Recall of the “old guard” – July 2005

Party members were left confused and embittered as hopes of a measure of Home Rule collapsed with the ambiguous referendum result and the destruction of our Parliamentary group. Our NEC, which had worked for the devolution programme in hope and sincerity, was, for the time being at least, identified with failure. The immediate response of members was to recall to the NEC several ‘old guard’ Nationalists. Gordon Wilson took the chair and Robert McIntyre, Arthur Donaldson and myself returned. Yearning for the trustworthy members enabled devolutionists to comfort themselves with jests about recruiting in graveyards.

This grasping at a Nationalist comfort blanket didn’t last long as those temporarily overshadowed organised themselves to regain office and control. No matter how virtuous their purpose, groups are inherently divisive. They insist upon priority for issues upon which their enthusiasm is focussed and polarise opinion. Dislike follows swiftly upon disagreement, nursed along by open statements and secretive whisperings, and unity is gone.
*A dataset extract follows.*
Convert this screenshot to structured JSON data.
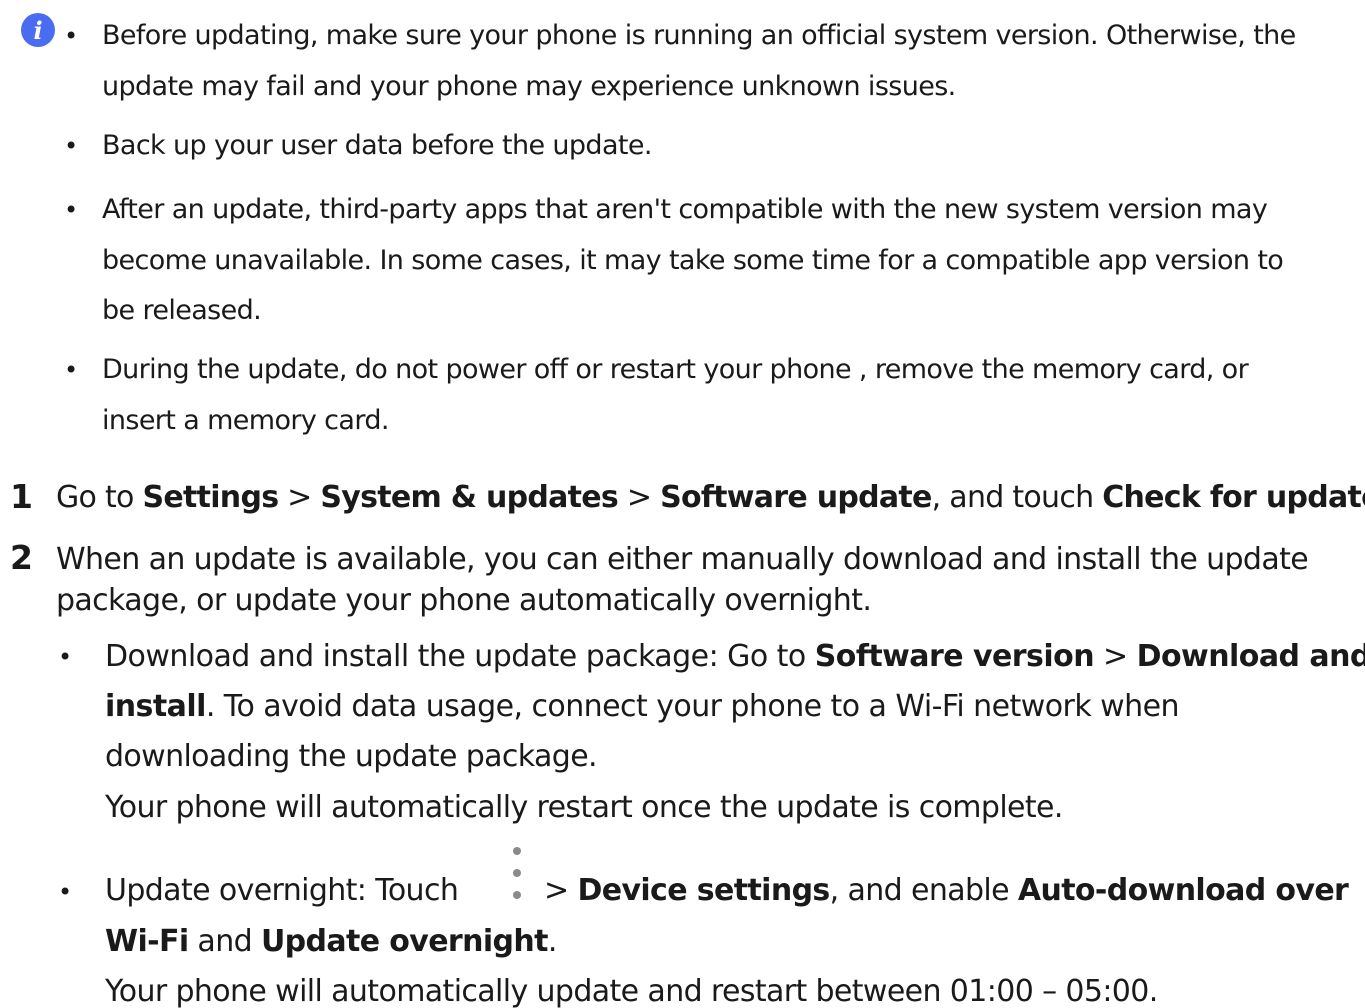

Perhaps open debate rather than unilateral planning might have had merit and interest, but, as the outside world would hold us in contempt for our divisions, the Chairman asked Conference to forbid all groups. Limiting self-inflicted damage was one thing. Curbing members’ freedom of association was another, and those affected sought some way round the ruling.

They found their loophole by arranging to plan, and act, jointly with persons wholly outwith the Party with whom they shared beliefs and opinions other than the Party’s basic principles. Thus there emerged and flourished the Socialist Society whose meetings many SNP members attended. From these meetings they returned and refreshed to their Party branches to disseminate their acquired wisdom and arrange appropriate votes in future Party councils. The disruption that this wheeze might have caused was alarming, but no great harm resulted because very soon they had peacefully achieved the control that was their goal.

Our current leaders don’t look like people who will allow us to identify ourselves with failure or, with damaging regard for purity, lead us to go down with various sinking ships. Participation in the daily practicalities of Holyrood is drawing us ever further away from a single-issue posture, making us ever less of a mere demonstration.

True, we have not mastered the knack of deriving political reward from our good works. Selfless support offered to many organisations – Trade Unions, interest groups, minorities – have not seen any significant shift of their loyalties from Labour to us, if recent General Election results are anything to go by. If Labour were to offer Scots Independence they’d grab it, but from us – well, that’s different. Some research is surely called for.

Our new maturity must some day allow us to accept realities about diplomacy and defence, though no doubt that will have to wait until the Bush presidency is over. We might then escape from the legacy of our ill-judged behaviour during the Cold War years when CND dictated our conduct, and terms like ‘neutrality’ and ‘non-alignment’ covered up, in many cases, a grotesque wish to change sides.

It has taken us a long time to get to our present position. With Independence as our objective we struggled to reach agreement as to how best we could achieve it. We learned that there are no shortcuts and that vague goodwill can be no basis for effective action. The Home Rule Association and the Covenant Association, though blessed with many merits and bequeathing to us many benefits, had to hand over in the long run to a disciplined and organised Party which remains the one true instrument for the attainment of our country’s proper status.